These resources address the diagnosis or management of 18q deletion syndrome and may include treatment providers.

You might also find information on the diagnosis or management of 18q deletion syndrome in Educational resources and Patient support.

General information about the diagnosis and management of genetic conditions is available in the Handbook.

To locate a healthcare provider, see How can I find a genetics professional in my area? in the Handbook.

Where can I find additional information about 18q deletion syndrome?

You may find the following resources about 18q deletion syndrome helpful. These materials are written for the general public.

You may also be interested in these resources, which are designed for healthcare professionals and researchers.

What other names do people use for 18q deletion syndrome?

  • 18q- syndrome
  • chromosome 18 long arm deletion syndrome
  • chromosome 18q deletion syndrome
  • chromosome 18q monosomy
  • chromosome 18q- syndrome
  • De Grouchy syndrome
  • del(18q) syndrome
  • monosomy 18q

For more information about naming genetic conditions, see the Genetics Home Reference Condition Naming Guidelines and How are genetic conditions and genes named? in the Handbook.
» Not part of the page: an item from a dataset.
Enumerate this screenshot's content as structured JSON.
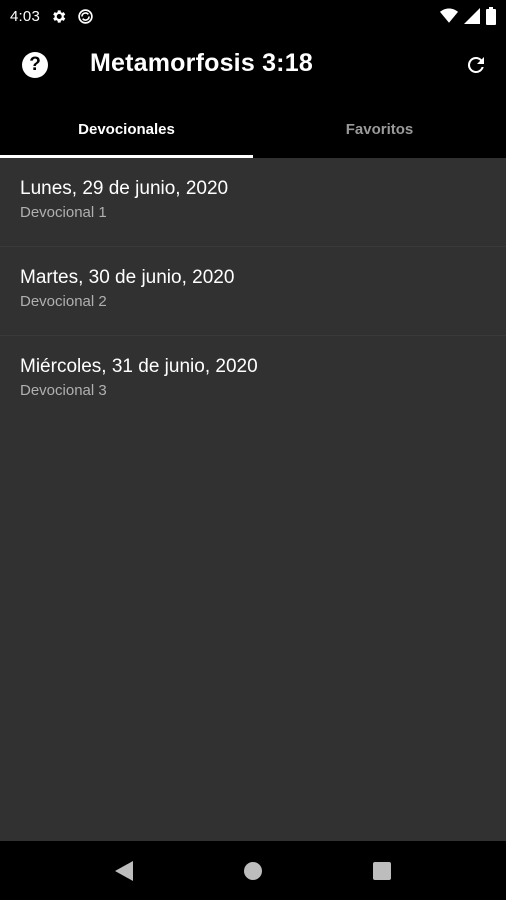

What if I still have specific questions about 18q deletion syndrome?

Where can I find general information about genetic conditions?

What glossary definitions help with understanding 18q deletion syndrome?

auditory ; chromosome ; deletion ; disability ; distal ; hyperactivity ; hypoplasia ; hypotonia ; inherit ; inherited ; leukodystrophy ; microcephaly ; monosomy ; muscle tone ; neurological ; proximal ; rearrangement ; reproductive cells ; short stature ; sperm ; stature ; syndrome ; tissue ; translocation ; white matter

You may find definitions for these and many other terms in the Genetics Home Reference Glossary.

See also Understanding Medical Terminology.

References (6 links)


The resources on this site should not be used as a substitute for professional medical care or advice. Users seeking information about a personal genetic disease, syndrome, or condition should consult with a qualified healthcare professional. See How can I find a genetics professional in my area? in the Handbook.

Reviewed: June 2014
Published: February 8, 2016